TASK REQUIREMENTS: Drop the pictures and restate the rest of the listing word for word.

DATA PROVIDED:
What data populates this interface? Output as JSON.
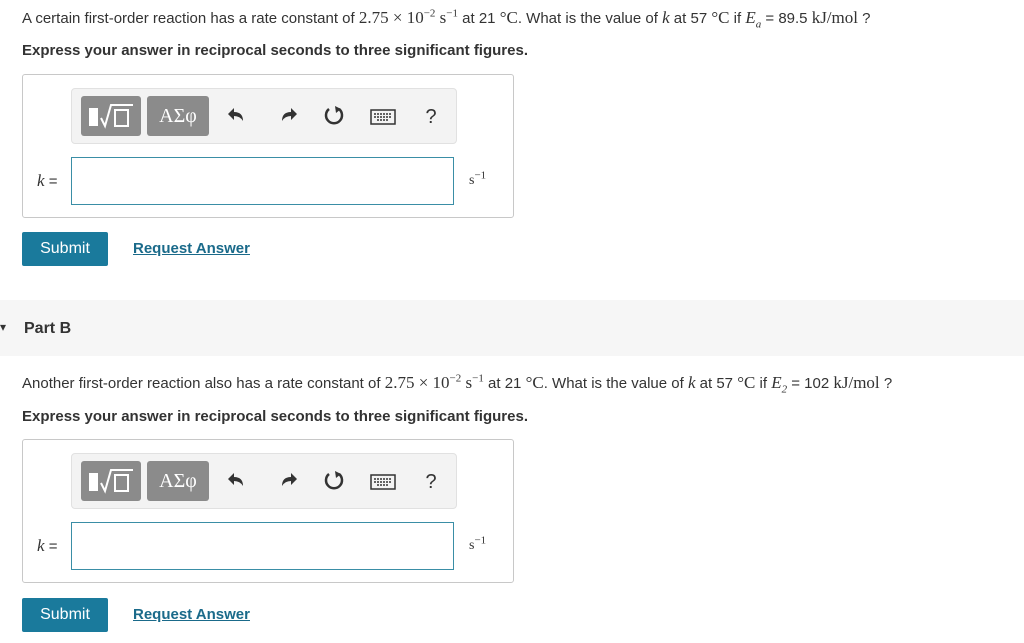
{
  "part_a": {
    "q_intro": "A certain first-order reaction has a rate constant of ",
    "rate_mantissa": "2.75",
    "times": "×",
    "ten": "10",
    "exp": "−2",
    "unit_s": "s",
    "unit_exp": "−1",
    "at_text": " at 21 ",
    "deg_c": "°C",
    "q_mid": ". What is the value of ",
    "k": "k",
    "at57": " at 57 ",
    "if_text": " if ",
    "E": "E",
    "E_sub": "a",
    "eq_val": " = 89.5 ",
    "energy_unit": "kJ/mol",
    "q_end": " ?",
    "instruction": "Express your answer in reciprocal seconds to three significant figures.",
    "k_label": "k =",
    "input_value": "",
    "unit_label": "s",
    "unit_label_exp": "−1",
    "submit": "Submit",
    "request": "Request Answer"
  },
  "part_b": {
    "title": "Part B",
    "q_intro": "Another first-order reaction also has a rate constant of ",
    "rate_mantissa": "2.75",
    "times": "×",
    "ten": "10",
    "exp": "−2",
    "unit_s": "s",
    "unit_exp": "−1",
    "at_text": " at 21 ",
    "deg_c": "°C",
    "q_mid": ". What is the value of ",
    "k": "k",
    "at57": " at 57 ",
    "if_text": " if ",
    "E": "E",
    "E_sub": "2",
    "eq_val": " = 102 ",
    "energy_unit": "kJ/mol",
    "q_end": " ?",
    "instruction": "Express your answer in reciprocal seconds to three significant figures.",
    "k_label": "k =",
    "input_value": "",
    "unit_label": "s",
    "unit_label_exp": "−1",
    "submit": "Submit",
    "request": "Request Answer"
  },
  "toolbar": {
    "greek_label": "ΑΣφ",
    "help_label": "?",
    "icons": [
      "templates-icon",
      "greek-symbols-icon",
      "undo-icon",
      "redo-icon",
      "reset-icon",
      "keyboard-icon",
      "help-icon"
    ]
  }
}
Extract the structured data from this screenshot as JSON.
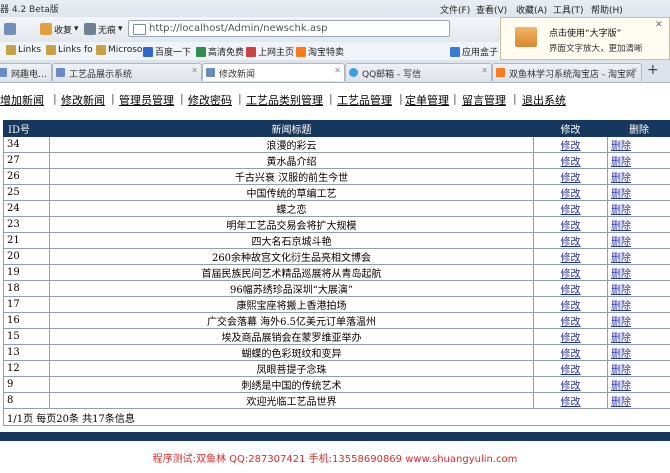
{
  "browser": {
    "title": "器 4.2 Beta版",
    "menus": [
      "文件(F)",
      "查看(V)",
      "收藏(A)",
      "工具(T)",
      "帮助(H)"
    ],
    "toolbar": {
      "back": "收复",
      "no_tab": "无痕"
    },
    "address": "http://localhost/Admin/newschk.asp",
    "bookmarks": [
      "Links",
      "Links fo",
      "Microso",
      "百度一下",
      "高清免费",
      "上网主页",
      "淘宝特卖",
      "应用盒子"
    ],
    "tabs": [
      {
        "label": "网趣电…"
      },
      {
        "label": "工艺品展示系统"
      },
      {
        "label": "修改新闻"
      },
      {
        "label": "QQ邮箱 - 写信"
      },
      {
        "label": "双鱼林学习系统淘宝店 - 淘宝网"
      }
    ],
    "popup": {
      "title": "点击使用“大字版”",
      "subtitle": "界面文字放大，更加清晰"
    }
  },
  "nav": [
    "增加新闻",
    "修改新闻",
    "管理员管理",
    "修改密码",
    "工艺品类别管理",
    "工艺品管理",
    "定单管理",
    "留言管理",
    "退出系统"
  ],
  "table": {
    "headers": {
      "id": "ID号",
      "title": "新闻标题",
      "edit": "修改",
      "delete": "删除"
    },
    "rows": [
      {
        "id": "34",
        "title": "浪漫的彩云",
        "edit": "修改",
        "delete": "删除"
      },
      {
        "id": "27",
        "title": "黄水晶介绍",
        "edit": "修改",
        "delete": "删除"
      },
      {
        "id": "26",
        "title": "千古兴衰 汉服的前生今世",
        "edit": "修改",
        "delete": "删除"
      },
      {
        "id": "25",
        "title": "中国传统的草编工艺",
        "edit": "修改",
        "delete": "删除"
      },
      {
        "id": "24",
        "title": "蝶之恋",
        "edit": "修改",
        "delete": "删除"
      },
      {
        "id": "23",
        "title": "明年工艺品交易会将扩大规模",
        "edit": "修改",
        "delete": "删除"
      },
      {
        "id": "21",
        "title": "四大名石京城斗艳",
        "edit": "修改",
        "delete": "删除"
      },
      {
        "id": "20",
        "title": "260余种故宫文化衍生品亮相文博会",
        "edit": "修改",
        "delete": "删除"
      },
      {
        "id": "19",
        "title": "首届民族民间艺术精品巡展将从青岛起航",
        "edit": "修改",
        "delete": "删除"
      },
      {
        "id": "18",
        "title": "96幅苏绣珍品深圳“大展演”",
        "edit": "修改",
        "delete": "删除"
      },
      {
        "id": "17",
        "title": "康熙宝座将搬上香港拍场",
        "edit": "修改",
        "delete": "删除"
      },
      {
        "id": "16",
        "title": "广交会落幕 海外6.5亿美元订单落温州",
        "edit": "修改",
        "delete": "删除"
      },
      {
        "id": "15",
        "title": "埃及商品展销会在蒙罗维亚举办",
        "edit": "修改",
        "delete": "删除"
      },
      {
        "id": "13",
        "title": "蝴蝶的色彩斑纹和变异",
        "edit": "修改",
        "delete": "删除"
      },
      {
        "id": "12",
        "title": "凤眼菩提子念珠",
        "edit": "修改",
        "delete": "删除"
      },
      {
        "id": "9",
        "title": "刺绣是中国的传统艺术",
        "edit": "修改",
        "delete": "删除"
      },
      {
        "id": "8",
        "title": "欢迎光临工艺品世界",
        "edit": "修改",
        "delete": "删除"
      }
    ],
    "pager": "1/1页  每页20条  共17条信息"
  },
  "footer": "程序测试:双鱼林 QQ:287307421 手机:13558690869 www.shuangyulin.com",
  "colors": {
    "header_bg": "#17375e",
    "link": "#2a2f9e",
    "footer_text": "#d62e2e"
  }
}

RESPONSE BOX:
What data populates this interface? Output as JSON.
{
  "part_a": {
    "q_intro": "A certain first-order reaction has a rate constant of ",
    "rate_mantissa": "2.75",
    "times": "×",
    "ten": "10",
    "exp": "−2",
    "unit_s": "s",
    "unit_exp": "−1",
    "at_text": " at 21 ",
    "deg_c": "°C",
    "q_mid": ". What is the value of ",
    "k": "k",
    "at57": " at 57 ",
    "if_text": " if ",
    "E": "E",
    "E_sub": "a",
    "eq_val": " = 89.5 ",
    "energy_unit": "kJ/mol",
    "q_end": " ?",
    "instruction": "Express your answer in reciprocal seconds to three significant figures.",
    "k_label": "k =",
    "input_value": "",
    "unit_label": "s",
    "unit_label_exp": "−1",
    "submit": "Submit",
    "request": "Request Answer"
  },
  "part_b": {
    "title": "Part B",
    "q_intro": "Another first-order reaction also has a rate constant of ",
    "rate_mantissa": "2.75",
    "times": "×",
    "ten": "10",
    "exp": "−2",
    "unit_s": "s",
    "unit_exp": "−1",
    "at_text": " at 21 ",
    "deg_c": "°C",
    "q_mid": ". What is the value of ",
    "k": "k",
    "at57": " at 57 ",
    "if_text": " if ",
    "E": "E",
    "E_sub": "2",
    "eq_val": " = 102 ",
    "energy_unit": "kJ/mol",
    "q_end": " ?",
    "instruction": "Express your answer in reciprocal seconds to three significant figures.",
    "k_label": "k =",
    "input_value": "",
    "unit_label": "s",
    "unit_label_exp": "−1",
    "submit": "Submit",
    "request": "Request Answer"
  },
  "toolbar": {
    "greek_label": "ΑΣφ",
    "help_label": "?",
    "icons": [
      "templates-icon",
      "greek-symbols-icon",
      "undo-icon",
      "redo-icon",
      "reset-icon",
      "keyboard-icon",
      "help-icon"
    ]
  }
}
Extract the structured data from this screenshot as JSON.
{
  "browser": {
    "title": "器 4.2 Beta版",
    "menus": [
      "文件(F)",
      "查看(V)",
      "收藏(A)",
      "工具(T)",
      "帮助(H)"
    ],
    "toolbar": {
      "back": "收复",
      "no_tab": "无痕"
    },
    "address": "http://localhost/Admin/newschk.asp",
    "bookmarks": [
      "Links",
      "Links fo",
      "Microso",
      "百度一下",
      "高清免费",
      "上网主页",
      "淘宝特卖",
      "应用盒子"
    ],
    "tabs": [
      {
        "label": "网趣电…"
      },
      {
        "label": "工艺品展示系统"
      },
      {
        "label": "修改新闻"
      },
      {
        "label": "QQ邮箱 - 写信"
      },
      {
        "label": "双鱼林学习系统淘宝店 - 淘宝网"
      }
    ],
    "popup": {
      "title": "点击使用“大字版”",
      "subtitle": "界面文字放大，更加清晰"
    }
  },
  "nav": [
    "增加新闻",
    "修改新闻",
    "管理员管理",
    "修改密码",
    "工艺品类别管理",
    "工艺品管理",
    "定单管理",
    "留言管理",
    "退出系统"
  ],
  "table": {
    "headers": {
      "id": "ID号",
      "title": "新闻标题",
      "edit": "修改",
      "delete": "删除"
    },
    "rows": [
      {
        "id": "34",
        "title": "浪漫的彩云",
        "edit": "修改",
        "delete": "删除"
      },
      {
        "id": "27",
        "title": "黄水晶介绍",
        "edit": "修改",
        "delete": "删除"
      },
      {
        "id": "26",
        "title": "千古兴衰 汉服的前生今世",
        "edit": "修改",
        "delete": "删除"
      },
      {
        "id": "25",
        "title": "中国传统的草编工艺",
        "edit": "修改",
        "delete": "删除"
      },
      {
        "id": "24",
        "title": "蝶之恋",
        "edit": "修改",
        "delete": "删除"
      },
      {
        "id": "23",
        "title": "明年工艺品交易会将扩大规模",
        "edit": "修改",
        "delete": "删除"
      },
      {
        "id": "21",
        "title": "四大名石京城斗艳",
        "edit": "修改",
        "delete": "删除"
      },
      {
        "id": "20",
        "title": "260余种故宫文化衍生品亮相文博会",
        "edit": "修改",
        "delete": "删除"
      },
      {
        "id": "19",
        "title": "首届民族民间艺术精品巡展将从青岛起航",
        "edit": "修改",
        "delete": "删除"
      },
      {
        "id": "18",
        "title": "96幅苏绣珍品深圳“大展演”",
        "edit": "修改",
        "delete": "删除"
      },
      {
        "id": "17",
        "title": "康熙宝座将搬上香港拍场",
        "edit": "修改",
        "delete": "删除"
      },
      {
        "id": "16",
        "title": "广交会落幕 海外6.5亿美元订单落温州",
        "edit": "修改",
        "delete": "删除"
      },
      {
        "id": "15",
        "title": "埃及商品展销会在蒙罗维亚举办",
        "edit": "修改",
        "delete": "删除"
      },
      {
        "id": "13",
        "title": "蝴蝶的色彩斑纹和变异",
        "edit": "修改",
        "delete": "删除"
      },
      {
        "id": "12",
        "title": "凤眼菩提子念珠",
        "edit": "修改",
        "delete": "删除"
      },
      {
        "id": "9",
        "title": "刺绣是中国的传统艺术",
        "edit": "修改",
        "delete": "删除"
      },
      {
        "id": "8",
        "title": "欢迎光临工艺品世界",
        "edit": "修改",
        "delete": "删除"
      }
    ],
    "pager": "1/1页  每页20条  共17条信息"
  },
  "footer": "程序测试:双鱼林 QQ:287307421 手机:13558690869 www.shuangyulin.com",
  "colors": {
    "header_bg": "#17375e",
    "link": "#2a2f9e",
    "footer_text": "#d62e2e"
  }
}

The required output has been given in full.